cool fresh water, and followed our guide through an incredible maze of caverns. Periodically, we'd swim beneath other places where the surface rock had fallen into the caverns, and sunlight would be streaming through the hole or crack in the jungle floor above us. It was a one-of-a-kind experience. We wouldn't have missed it for anything.
Live-aboard dive boats come in all shapes and sizes. We liked the boats that carried fewer than twenty divers. Not everyone likes this style of diving. After all, you're on a fairly small boat and there really isn't much to do other than to dive. Normally, we did about five dives a day; two in the morning, two in the afternoon, and one at night. So, it's like an immersion (hee-hee) program for divers. We found that we loved it. Sometimes our diving club,the Sea Squirts, would charter an entire boat, and we'd know everyone on board. Other times, we'd just sign up for a scheduled cruise not knowing who else would be doing the same thing. People who enjoy these sorts of adventures were always kindred spirits. They loved to dive. They were easy to get along with.
They enjoyed sharing their diving adventures with one another, comparing different types of dive gear, and checking out the latest underwater photography technology. Everyone embraced the sense of camaraderie they felt with their fellow divers. Probably the most unique live-aboard we traveled on was a pinisi schooner (pictured under sail) in Indonesia's Flores Sea. Not only was the boat unique, but we found that we were the only two English-speakers aboard. The rest of the boat was booked by a diving club from Naples, Italy. Although there was a huge language barrier, we all managed to communicate with very few problems, and we all had a wonderful adventure together.
Our diving trips around the globe completely changed the way we looked at the world. Our experiences with people from a wide range of countries, both those we dove with and those we met on our associated land-based adventures, expanded our understanding of different cultures, religions and ethnicities. We gained tremendous fondness and respect for people whose life experiences were completely different from our own. We have also gained a better understanding of the myopic and self-centered perspective of the world that seems to grip a huge proportion of the people in our own country.

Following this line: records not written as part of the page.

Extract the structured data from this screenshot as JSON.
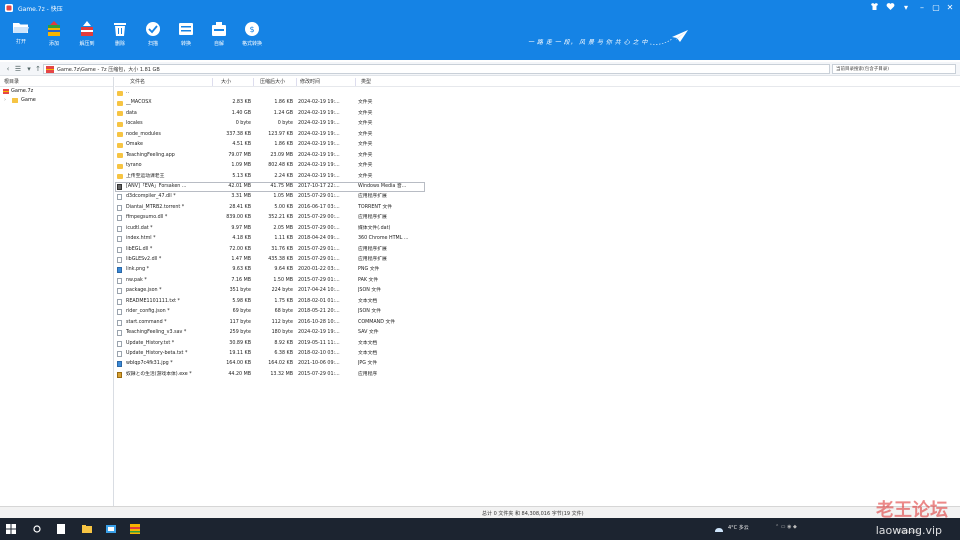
{
  "window": {
    "title": "Game.7z - 快压",
    "controls": [
      "shirt-icon",
      "heart-icon",
      "chevron-down-icon",
      "minimize-icon",
      "maximize-icon",
      "close-icon"
    ]
  },
  "toolbar": {
    "items": [
      {
        "label": "打开",
        "icon": "folder-open-icon"
      },
      {
        "label": "添加",
        "icon": "add-archive-icon"
      },
      {
        "label": "解压到",
        "icon": "extract-icon"
      },
      {
        "label": "删除",
        "icon": "trash-icon"
      },
      {
        "label": "扫描",
        "icon": "scan-icon"
      },
      {
        "label": "转换",
        "icon": "convert-icon"
      },
      {
        "label": "自解",
        "icon": "self-extract-icon"
      },
      {
        "label": "格式转换",
        "icon": "format-convert-icon"
      }
    ],
    "slogan": "一 路 走 一 段，  风 景 与 你 共 心 之 中"
  },
  "address": {
    "path": "Game.7z\\Game - 7z 压缩包，大小 1.81 GB",
    "search_placeholder": "当前目录搜索(包含子目录)"
  },
  "tree": {
    "header": "根目录",
    "items": [
      {
        "label": "Game.7z",
        "type": "archive"
      },
      {
        "label": "Game",
        "type": "folder"
      }
    ]
  },
  "columns": [
    "文件名",
    "大小",
    "压缩后大小",
    "修改时间",
    "类型"
  ],
  "files": [
    {
      "name": "..",
      "size": "",
      "packed": "",
      "date": "",
      "type": "",
      "icon": "folder"
    },
    {
      "name": "__MACOSX",
      "size": "2.83 KB",
      "packed": "1.86 KB",
      "date": "2024-02-19  19:...",
      "type": "文件夹",
      "icon": "folder"
    },
    {
      "name": "data",
      "size": "1.40 GB",
      "packed": "1.24 GB",
      "date": "2024-02-19  19:...",
      "type": "文件夹",
      "icon": "folder"
    },
    {
      "name": "locales",
      "size": "0 byte",
      "packed": "0 byte",
      "date": "2024-02-19  19:...",
      "type": "文件夹",
      "icon": "folder"
    },
    {
      "name": "node_modules",
      "size": "337.38 KB",
      "packed": "123.97 KB",
      "date": "2024-02-19  19:...",
      "type": "文件夹",
      "icon": "folder"
    },
    {
      "name": "Omake",
      "size": "4.51 KB",
      "packed": "1.86 KB",
      "date": "2024-02-19  19:...",
      "type": "文件夹",
      "icon": "folder"
    },
    {
      "name": "TeachingFeeling.app",
      "size": "79.07 MB",
      "packed": "23.09 MB",
      "date": "2024-02-19  19:...",
      "type": "文件夹",
      "icon": "folder"
    },
    {
      "name": "tyrano",
      "size": "1.09 MB",
      "packed": "802.48 KB",
      "date": "2024-02-19  19:...",
      "type": "文件夹",
      "icon": "folder"
    },
    {
      "name": "上传至运动课老王",
      "size": "5.13 KB",
      "packed": "2.24 KB",
      "date": "2024-02-19  19:...",
      "type": "文件夹",
      "icon": "folder"
    },
    {
      "name": "[ANV]「EVA」Forsaken ...",
      "size": "42.01 MB",
      "packed": "41.75 MB",
      "date": "2017-10-17  22:...",
      "type": "Windows Media 音...",
      "icon": "media",
      "selected": true
    },
    {
      "name": "d3dcompiler_47.dll *",
      "size": "3.31 MB",
      "packed": "1.05 MB",
      "date": "2015-07-29  01:...",
      "type": "应用程序扩展",
      "icon": "file"
    },
    {
      "name": "Diantai_MTRB2.torrent *",
      "size": "28.41 KB",
      "packed": "5.00 KB",
      "date": "2016-06-17  03:...",
      "type": "TORRENT 文件",
      "icon": "file"
    },
    {
      "name": "ffmpegsumo.dll *",
      "size": "839.00 KB",
      "packed": "352.21 KB",
      "date": "2015-07-29  00:...",
      "type": "应用程序扩展",
      "icon": "file"
    },
    {
      "name": "icudtl.dat *",
      "size": "9.97 MB",
      "packed": "2.05 MB",
      "date": "2015-07-29  00:...",
      "type": "媒体文件(.dat)",
      "icon": "file"
    },
    {
      "name": "index.html *",
      "size": "4.18 KB",
      "packed": "1.11 KB",
      "date": "2018-04-24  09:...",
      "type": "360 Chrome HTML ...",
      "icon": "file"
    },
    {
      "name": "libEGL.dll *",
      "size": "72.00 KB",
      "packed": "31.76 KB",
      "date": "2015-07-29  01:...",
      "type": "应用程序扩展",
      "icon": "file"
    },
    {
      "name": "libGLESv2.dll *",
      "size": "1.47 MB",
      "packed": "435.38 KB",
      "date": "2015-07-29  01:...",
      "type": "应用程序扩展",
      "icon": "file"
    },
    {
      "name": "link.png *",
      "size": "9.63 KB",
      "packed": "9.64 KB",
      "date": "2020-01-22  03:...",
      "type": "PNG 文件",
      "icon": "img"
    },
    {
      "name": "nw.pak *",
      "size": "7.16 MB",
      "packed": "1.50 MB",
      "date": "2015-07-29  01:...",
      "type": "PAK 文件",
      "icon": "file"
    },
    {
      "name": "package.json *",
      "size": "351 byte",
      "packed": "224 byte",
      "date": "2017-04-24  10:...",
      "type": "JSON 文件",
      "icon": "file"
    },
    {
      "name": "README1101111.txt *",
      "size": "5.98 KB",
      "packed": "1.75 KB",
      "date": "2018-02-01  01:...",
      "type": "文本文档",
      "icon": "file"
    },
    {
      "name": "rider_config.json *",
      "size": "69 byte",
      "packed": "68 byte",
      "date": "2018-05-21  20:...",
      "type": "JSON 文件",
      "icon": "file"
    },
    {
      "name": "start.command *",
      "size": "117 byte",
      "packed": "112 byte",
      "date": "2016-10-28  10:...",
      "type": "COMMAND 文件",
      "icon": "file"
    },
    {
      "name": "TeachingFeeling_v3.sav *",
      "size": "259 byte",
      "packed": "180 byte",
      "date": "2024-02-19  19:...",
      "type": "SAV 文件",
      "icon": "file"
    },
    {
      "name": "Update_History.txt *",
      "size": "30.89 KB",
      "packed": "8.92 KB",
      "date": "2019-05-11  11:...",
      "type": "文本文档",
      "icon": "file"
    },
    {
      "name": "Update_History-beta.txt *",
      "size": "19.11 KB",
      "packed": "6.38 KB",
      "date": "2018-02-10  03:...",
      "type": "文本文档",
      "icon": "file"
    },
    {
      "name": "wbIqp7c4fk31.jpg *",
      "size": "164.00 KB",
      "packed": "164.02 KB",
      "date": "2021-10-06  09:...",
      "type": "JPG 文件",
      "icon": "img"
    },
    {
      "name": "奴隷との生活(游戏本体).exe *",
      "size": "44.20 MB",
      "packed": "13.32 MB",
      "date": "2015-07-29  01:...",
      "type": "应用程序",
      "icon": "exe"
    }
  ],
  "status": {
    "text": "总计 0 文件夹 和 84,308,016 字节(19 文件)"
  },
  "taskbar": {
    "weather": "4°C  多云",
    "time": "2024/2/19"
  },
  "watermark": {
    "text": "老王论坛",
    "url": "laowang.vip"
  },
  "colors": {
    "toolbar_bg": "#1583e5",
    "folder": "#f6c443",
    "taskbar_bg": "#1c2430"
  }
}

We have found that we fully agree with Mark Twain, who said, "Travel is fatal to prejudice, bigotry, and narrow-mindedness, and many of our people need it sorely on these accounts. Broad, wholesome, charitable views of men and things cannot be acquired by vegetating in one little corner of the earth all one's lifetime."